View our latest analysis for Deere

Deere's Earnings Easily Cover the Distributions

If it is predictable over a long period, even low dividend yields can be attractive. Before making this announcement, Deere was paying a whopping 104% as a dividend, but this only made up 21% of its overall earnings. While the business may be attempting to set a balanced dividend policy, a cash payout ratio this high might expose the dividend to being cut if the business ran into some challenges.

The next year is set to see EPS grow by 28.2%. Assuming the dividend continues along recent trends, we think the payout ratio could be 18% by next year, which is in a pretty sustainable range.

historic-dividend
historic-dividend

Deere Has A Solid Track Record

The company has an extended history of paying stable dividends. Since 2012, the first annual payment was US$1.64, compared to the most recent full-year payment of US$4.52. This works out to be a compound annual growth rate (CAGR) of approximately 11% a year over that time. We can see that payments have shown some very nice upward momentum without faltering, which provides some reassurance that future payments will also be reliable.

The Dividend Looks Likely To Grow

Some investors will be chomping at the bit to buy some of the company's stock based on its dividend history. Deere has impressed us by growing EPS at 28% per year over the past five years. Rapid earnings growth and a low payout ratio suggest this company has been effectively reinvesting in its business. Should that continue, this company could have a bright future.

Our Thoughts On Deere's Dividend

In summary, while it's always good to see the dividend being raised, we don't think Deere's payments are rock solid. While Deere is earning enough to cover the payments, the cash flows are lacking. This company is not in the top tier of income providing stocks.

Companies possessing a stable dividend policy will likely enjoy greater investor interest than those suffering from a more inconsistent approach.
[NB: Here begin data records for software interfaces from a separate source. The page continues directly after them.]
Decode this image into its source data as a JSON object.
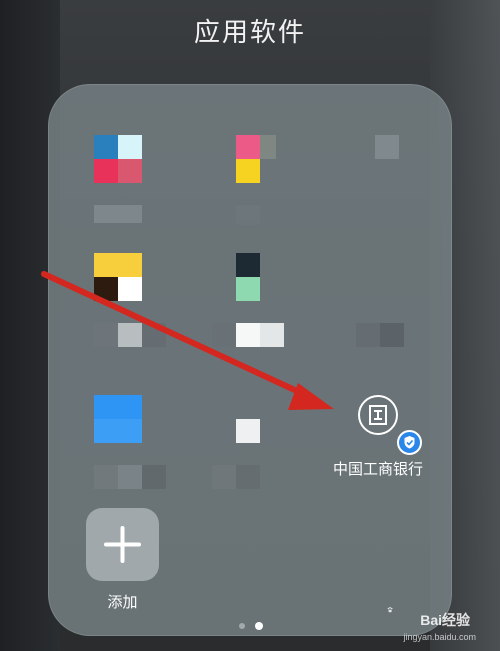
{
  "folder": {
    "title": "应用软件"
  },
  "apps": {
    "icbc_label": "中国工商银行",
    "add_label": "添加"
  },
  "watermark": {
    "brand": "Bai经验",
    "url": "jingyan.baidu.com"
  },
  "icons": {
    "icbc": "icbc-logo-icon",
    "badge": "verified-shield-icon",
    "add": "plus-icon",
    "paw": "baidu-paw-icon"
  },
  "colors": {
    "badge": "#2a86e8",
    "arrow": "#d4271f",
    "folder_bg": "#788286"
  },
  "pagination": {
    "pages": 2,
    "current": 2
  }
}
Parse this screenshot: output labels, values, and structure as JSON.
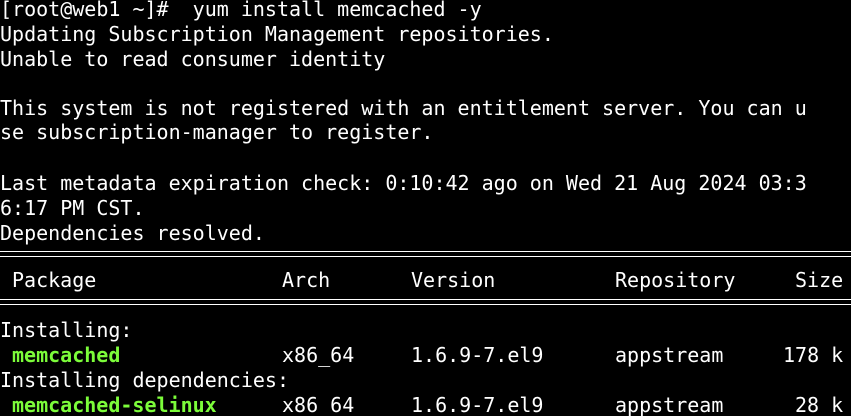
{
  "colors": {
    "background": "#000000",
    "text": "#ffffff",
    "package_name": "#7cfc3a"
  },
  "terminal": {
    "prompt": "[root@web1 ~]#  yum install memcached -y",
    "lines": [
      "Updating Subscription Management repositories.",
      "Unable to read consumer identity",
      "This system is not registered with an entitlement server. You can u",
      "se subscription-manager to register.",
      "Last metadata expiration check: 0:10:42 ago on Wed 21 Aug 2024 03:3",
      "6:17 PM CST.",
      "Dependencies resolved."
    ],
    "table": {
      "headers": {
        "package": "Package",
        "arch": "Arch",
        "version": "Version",
        "repository": "Repository",
        "size": "Size"
      },
      "sections": [
        {
          "title": "Installing:",
          "rows": [
            {
              "package": "memcached",
              "arch": "x86_64",
              "version": "1.6.9-7.el9",
              "repository": "appstream",
              "size": "178 k"
            }
          ]
        },
        {
          "title": "Installing dependencies:",
          "rows": [
            {
              "package": "memcached-selinux",
              "arch": "x86_64",
              "version": "1.6.9-7.el9",
              "repository": "appstream",
              "size": "28 k"
            }
          ]
        }
      ]
    }
  }
}
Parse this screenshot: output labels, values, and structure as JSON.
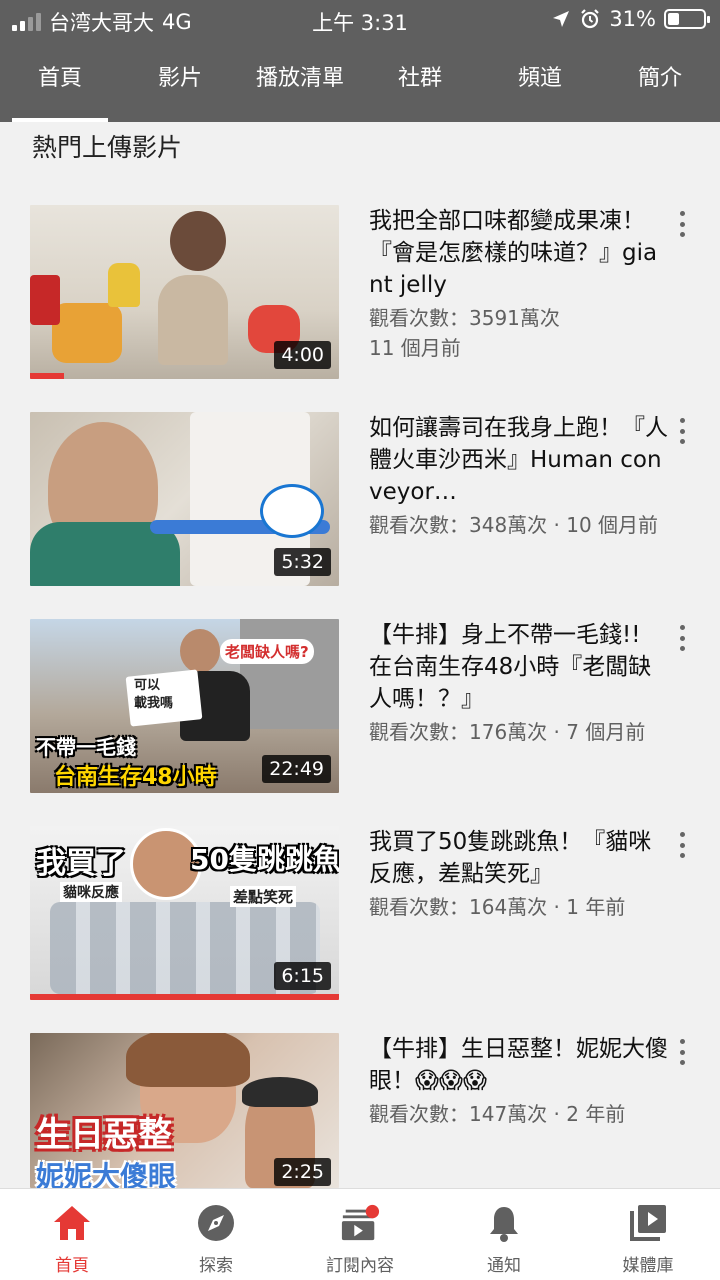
{
  "status_bar": {
    "carrier": "台湾大哥大",
    "network": "4G",
    "time": "上午 3:31",
    "battery": "31%",
    "battery_level": 0.31,
    "icons": [
      "signal-icon",
      "location-icon",
      "alarm-icon",
      "battery-icon"
    ]
  },
  "tabs": [
    {
      "label": "首頁",
      "active": true
    },
    {
      "label": "影片",
      "active": false
    },
    {
      "label": "播放清單",
      "active": false
    },
    {
      "label": "社群",
      "active": false
    },
    {
      "label": "頻道",
      "active": false
    },
    {
      "label": "簡介",
      "active": false
    }
  ],
  "section": {
    "title": "熱門上傳影片"
  },
  "videos": [
    {
      "title": "我把全部口味都變成果凍！『會是怎麼樣的味道？』giant jelly",
      "views": "觀看次數：3591萬次",
      "age": "11 個月前",
      "duration": "4:00",
      "watched_fraction": 0.11
    },
    {
      "title": "如何讓壽司在我身上跑！『人體火車沙西米』Human conveyor…",
      "views": "觀看次數：348萬次 · 10 個月前",
      "age": "",
      "duration": "5:32",
      "watched_fraction": 0
    },
    {
      "title": "【牛排】身上不帶一毛錢!! 在台南生存48小時『老闆缺人嗎！？』",
      "views": "觀看次數：176萬次 · 7 個月前",
      "age": "",
      "duration": "22:49",
      "watched_fraction": 0,
      "thumb_text": [
        "老闆缺人嗎?",
        "可以\n載我嗎",
        "不帶一毛錢",
        "台南生存48小時"
      ]
    },
    {
      "title": "我買了50隻跳跳魚！『貓咪反應，差點笑死』",
      "views": "觀看次數：164萬次 · 1 年前",
      "age": "",
      "duration": "6:15",
      "watched_fraction": 1.0,
      "thumb_text": [
        "我買了",
        "50隻跳跳魚",
        "貓咪反應",
        "差點笑死"
      ]
    },
    {
      "title": "【牛排】生日惡整！妮妮大傻眼！😱😱😱",
      "views": "觀看次數：147萬次 · 2 年前",
      "age": "",
      "duration": "2:25",
      "watched_fraction": 0,
      "thumb_text": [
        "生日惡整",
        "妮妮大傻眼"
      ]
    }
  ],
  "bottom_nav": [
    {
      "label": "首頁",
      "icon": "home-icon",
      "active": true
    },
    {
      "label": "探索",
      "icon": "compass-icon",
      "active": false
    },
    {
      "label": "訂閱內容",
      "icon": "subscriptions-icon",
      "active": false
    },
    {
      "label": "通知",
      "icon": "bell-icon",
      "active": false
    },
    {
      "label": "媒體庫",
      "icon": "library-icon",
      "active": false
    }
  ],
  "colors": {
    "header": "#5f5f5f",
    "accent": "#e53935",
    "meta_text": "#606060"
  }
}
Still, investors need to consider a host of other factors, apart from dividend payments, when analysing a company. For example, we've identified 3 warning signs for Deere (1 is concerning!) that you should be aware of before investing. Looking for more high-yielding dividend ideas? Try our collection of strong dividend payers.

Have feedback on this article? Concerned about the content? Get in touch with us directly. Alternatively, email editorial-team (at) simplywallst.com.

This article by Simply Wall St is general in nature. We provide commentary based on historical data and analyst forecasts only using an unbiased methodology and our articles are not intended to be financial advice. It does not constitute a recommendation to buy or sell any stock, and does not take account of your objectives, or your financial situation. We aim to bring you long-term focused analysis driven by fundamental data. Note that our analysis may not factor in the latest price-sensitive company announcements or qualitative material. Simply Wall St has no position in any stocks mentioned.